Problem requirements:
Should a line in the entries below contain "Refresher", return that line.

Items from an interface collection:
↓
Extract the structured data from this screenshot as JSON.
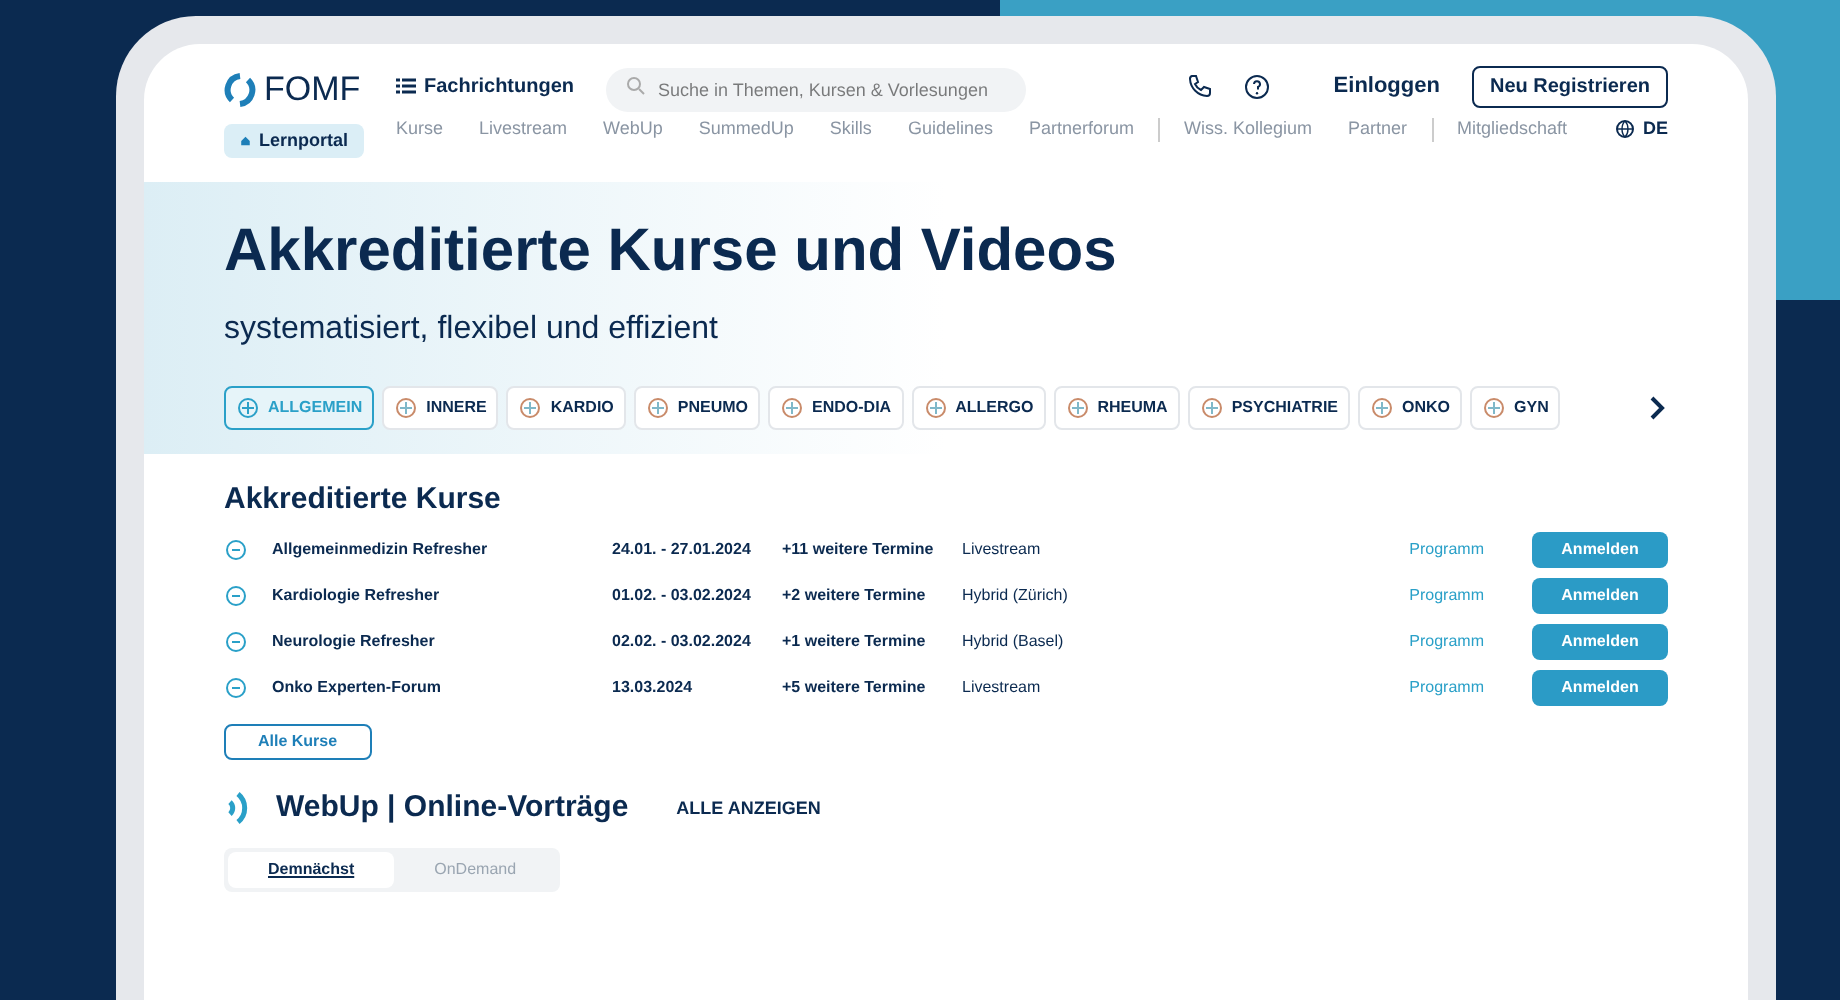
{
  "header": {
    "logo": "FOMF",
    "portal": "Lernportal",
    "categories": "Fachrichtungen",
    "search": {
      "placeholder": "Suche in Themen, Kursen & Vorlesungen"
    },
    "nav_groups": [
      [
        "Kurse",
        "Livestream",
        "WebUp",
        "SummedUp",
        "Skills",
        "Guidelines",
        "Partnerforum"
      ],
      [
        "Wiss. Kollegium",
        "Partner"
      ],
      [
        "Mitgliedschaft"
      ]
    ],
    "login": "Einloggen",
    "register": "Neu Registrieren",
    "language": "DE"
  },
  "hero": {
    "title": "Akkreditierte Kurse und Videos",
    "subtitle": "systematisiert, flexibel und effizient",
    "specialties": [
      {
        "label": "ALLGEMEIN",
        "selected": true
      },
      {
        "label": "INNERE",
        "selected": false
      },
      {
        "label": "KARDIO",
        "selected": false
      },
      {
        "label": "PNEUMO",
        "selected": false
      },
      {
        "label": "ENDO-DIA",
        "selected": false
      },
      {
        "label": "ALLERGO",
        "selected": false
      },
      {
        "label": "RHEUMA",
        "selected": false
      },
      {
        "label": "PSYCHIATRIE",
        "selected": false
      },
      {
        "label": "ONKO",
        "selected": false
      },
      {
        "label": "GYN",
        "selected": false
      }
    ]
  },
  "courses": {
    "title": "Akkreditierte Kurse",
    "rows": [
      {
        "name": "Allgemeinmedizin Refresher",
        "dates": "24.01. - 27.01.2024",
        "more": "+11 weitere Termine",
        "format": "Livestream",
        "program": "Programm",
        "action": "Anmelden"
      },
      {
        "name": "Kardiologie Refresher",
        "dates": "01.02. - 03.02.2024",
        "more": "+2 weitere Termine",
        "format": "Hybrid (Zürich)",
        "program": "Programm",
        "action": "Anmelden"
      },
      {
        "name": "Neurologie Refresher",
        "dates": "02.02. - 03.02.2024",
        "more": "+1 weitere Termine",
        "format": "Hybrid (Basel)",
        "program": "Programm",
        "action": "Anmelden"
      },
      {
        "name": "Onko Experten-Forum",
        "dates": "13.03.2024",
        "more": "+5 weitere Termine",
        "format": "Livestream",
        "program": "Programm",
        "action": "Anmelden"
      }
    ],
    "all_button": "Alle Kurse"
  },
  "webup": {
    "title": "WebUp | Online-Vorträge",
    "link": "ALLE ANZEIGEN",
    "tabs": [
      {
        "label": "Demnächst",
        "selected": true
      },
      {
        "label": "OnDemand",
        "selected": false
      }
    ]
  }
}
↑
Response to the task:
        "name": "Allgemeinmedizin Refresher",
        "name": "Kardiologie Refresher",
        "name": "Neurologie Refresher",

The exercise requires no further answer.